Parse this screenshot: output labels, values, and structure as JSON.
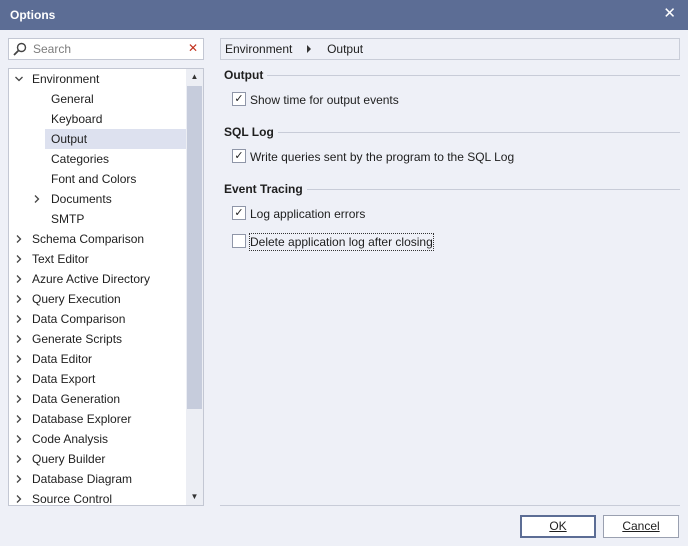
{
  "window": {
    "title": "Options",
    "close_glyph": "✕"
  },
  "search": {
    "placeholder": "Search",
    "value": "",
    "icon": "search-icon",
    "clear_glyph": "✕"
  },
  "tree": {
    "items": [
      {
        "label": "Environment",
        "state": "expanded",
        "selected": false
      },
      {
        "label": "General",
        "state": "none",
        "selected": false
      },
      {
        "label": "Keyboard",
        "state": "none",
        "selected": false
      },
      {
        "label": "Output",
        "state": "none",
        "selected": true
      },
      {
        "label": "Categories",
        "state": "none",
        "selected": false
      },
      {
        "label": "Font and Colors",
        "state": "none",
        "selected": false
      },
      {
        "label": "Documents",
        "state": "collapsed",
        "selected": false
      },
      {
        "label": "SMTP",
        "state": "none",
        "selected": false
      },
      {
        "label": "Schema Comparison",
        "state": "collapsed",
        "selected": false
      },
      {
        "label": "Text Editor",
        "state": "collapsed",
        "selected": false
      },
      {
        "label": "Azure Active Directory",
        "state": "collapsed",
        "selected": false
      },
      {
        "label": "Query Execution",
        "state": "collapsed",
        "selected": false
      },
      {
        "label": "Data Comparison",
        "state": "collapsed",
        "selected": false
      },
      {
        "label": "Generate Scripts",
        "state": "collapsed",
        "selected": false
      },
      {
        "label": "Data Editor",
        "state": "collapsed",
        "selected": false
      },
      {
        "label": "Data Export",
        "state": "collapsed",
        "selected": false
      },
      {
        "label": "Data Generation",
        "state": "collapsed",
        "selected": false
      },
      {
        "label": "Database Explorer",
        "state": "collapsed",
        "selected": false
      },
      {
        "label": "Code Analysis",
        "state": "collapsed",
        "selected": false
      },
      {
        "label": "Query Builder",
        "state": "collapsed",
        "selected": false
      },
      {
        "label": "Database Diagram",
        "state": "collapsed",
        "selected": false
      },
      {
        "label": "Source Control",
        "state": "collapsed",
        "selected": false
      }
    ]
  },
  "breadcrumb": {
    "root": "Environment",
    "current": "Output"
  },
  "sections": {
    "output": {
      "title": "Output",
      "options": [
        {
          "label": "Show time for output events",
          "checked": true
        }
      ]
    },
    "sql_log": {
      "title": "SQL Log",
      "options": [
        {
          "label": "Write queries sent by the program to the SQL Log",
          "checked": true
        }
      ]
    },
    "event_tracing": {
      "title": "Event Tracing",
      "options": [
        {
          "label": "Log application errors",
          "checked": true
        },
        {
          "label": "Delete application log after closing",
          "checked": false
        }
      ]
    }
  },
  "buttons": {
    "ok_label": "OK",
    "cancel_label": "Cancel"
  },
  "colors": {
    "titlebar": "#5c6d95",
    "background": "#eef0f7",
    "selection": "#dde1ef",
    "clear_icon": "#c2311d"
  }
}
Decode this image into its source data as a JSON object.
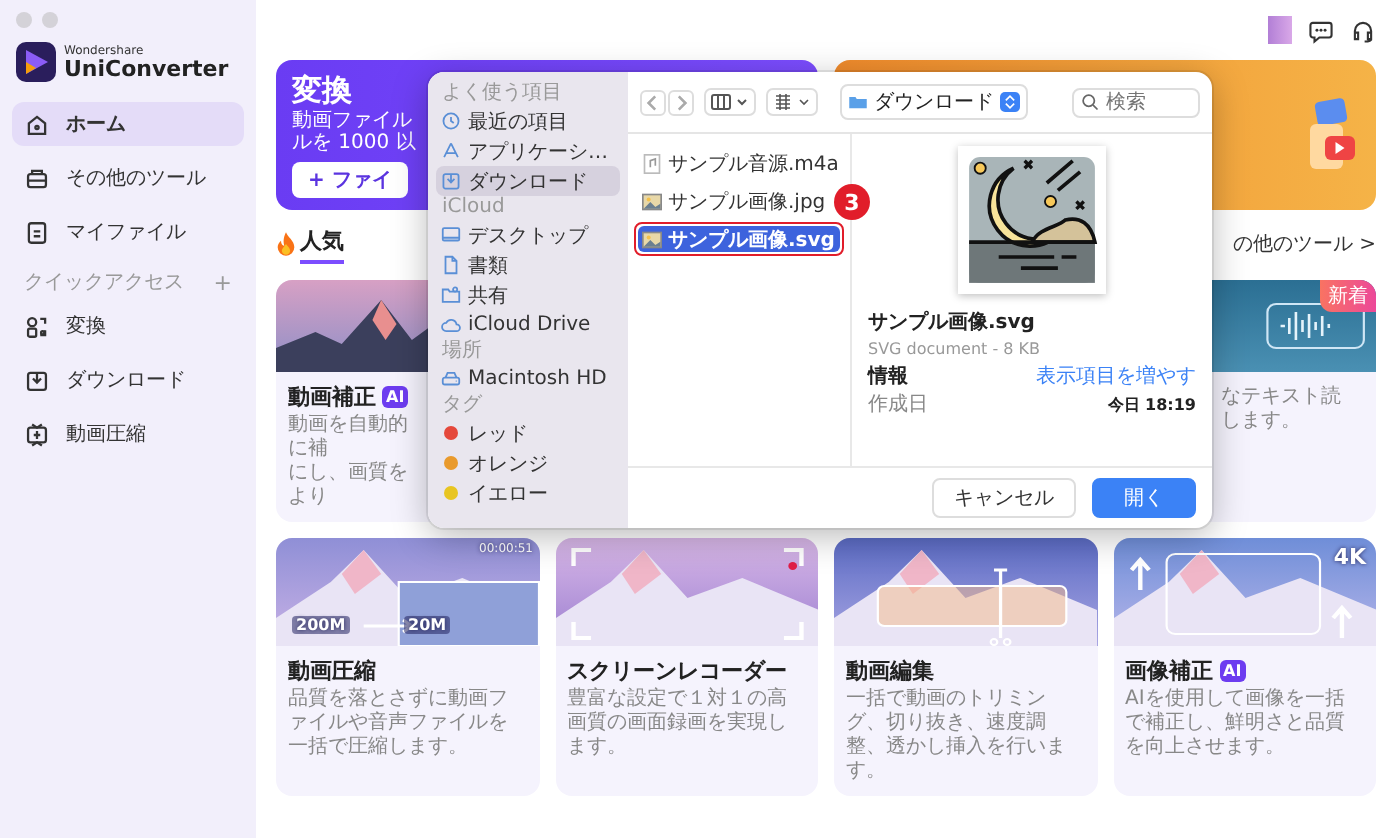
{
  "app": {
    "brand_small": "Wondershare",
    "brand": "UniConverter"
  },
  "sidebar": {
    "items": [
      {
        "label": "ホーム",
        "selected": true
      },
      {
        "label": "その他のツール",
        "selected": false
      },
      {
        "label": "マイファイル",
        "selected": false
      }
    ],
    "quick_access": {
      "title": "クイックアクセス",
      "add": "+",
      "items": [
        {
          "label": "変換",
          "selected": false
        },
        {
          "label": "ダウンロード",
          "selected": false
        },
        {
          "label": "動画圧縮",
          "selected": false
        }
      ]
    }
  },
  "banner": {
    "title": "変換",
    "description_lines": [
      "動画ファイル",
      "ルを 1000 以"
    ],
    "button": "+ ファイ"
  },
  "tabs": [
    {
      "label": "人気",
      "selected": true
    }
  ],
  "more_link": "の他のツール >",
  "featured_cards": [
    {
      "kind": "left",
      "title": "動画補正",
      "badge": "AI",
      "description_lines": [
        "動画を自動的に補",
        "にし、画質をより"
      ]
    },
    {
      "kind": "right",
      "tag": "新着",
      "description_lines": [
        "なテキスト読",
        "します。"
      ]
    }
  ],
  "tool_cards": [
    {
      "kind": "compress",
      "title": "動画圧縮",
      "description": "品質を落とさずに動画ファイルや音声ファイルを一括で圧縮します。",
      "image_labels": [
        "00:00:51",
        "200M",
        "20M"
      ]
    },
    {
      "kind": "recorder",
      "title": "スクリーンレコーダー",
      "description": "豊富な設定で１対１の高画質の画面録画を実現します。"
    },
    {
      "kind": "editor",
      "title": "動画編集",
      "description": "一括で動画のトリミング、切り抜き、速度調整、透かし挿入を行います。"
    },
    {
      "kind": "enhance",
      "title": "画像補正",
      "badge": "AI",
      "description": "AIを使用して画像を一括で補正し、鮮明さと品質を向上させます。",
      "image_labels": [
        "4K"
      ]
    }
  ],
  "file_dialog": {
    "sidebar": [
      {
        "title": "よく使う項目",
        "items": [
          {
            "label": "最近の項目",
            "selected": false
          },
          {
            "label": "アプリケーシ…",
            "selected": false
          },
          {
            "label": "ダウンロード",
            "selected": true
          }
        ]
      },
      {
        "title": "iCloud",
        "items": [
          {
            "label": "デスクトップ",
            "selected": false
          },
          {
            "label": "書類",
            "selected": false
          },
          {
            "label": "共有",
            "selected": false
          },
          {
            "label": "iCloud Drive",
            "selected": false
          }
        ]
      },
      {
        "title": "場所",
        "items": [
          {
            "label": "Macintosh HD",
            "selected": false
          }
        ]
      },
      {
        "title": "タグ",
        "items": [
          {
            "label": "レッド",
            "color": "#e5483b",
            "selected": false
          },
          {
            "label": "オレンジ",
            "color": "#e99a2c",
            "selected": false
          },
          {
            "label": "イエロー",
            "color": "#e8c521",
            "selected": false
          }
        ]
      }
    ],
    "location": "ダウンロード",
    "search_placeholder": "検索",
    "files": [
      {
        "name": "サンプル音源.m4a",
        "kind": "audio",
        "selected": false
      },
      {
        "name": "サンプル画像.jpg",
        "kind": "image",
        "selected": false
      },
      {
        "name": "サンプル画像.svg",
        "kind": "image",
        "selected": true
      }
    ],
    "preview": {
      "name": "サンプル画像.svg",
      "type": "SVG document - 8 KB",
      "info_label": "情報",
      "more_link": "表示項目を増やす",
      "created_label": "作成日",
      "created_value": "今日 18:19"
    },
    "buttons": [
      {
        "label": "キャンセル",
        "primary": false
      },
      {
        "label": "開く",
        "primary": true
      }
    ]
  },
  "annotation": {
    "number": "3"
  }
}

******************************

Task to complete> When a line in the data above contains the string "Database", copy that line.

Answer section>
        "label": "Database Explorer",
        "label": "Database Diagram",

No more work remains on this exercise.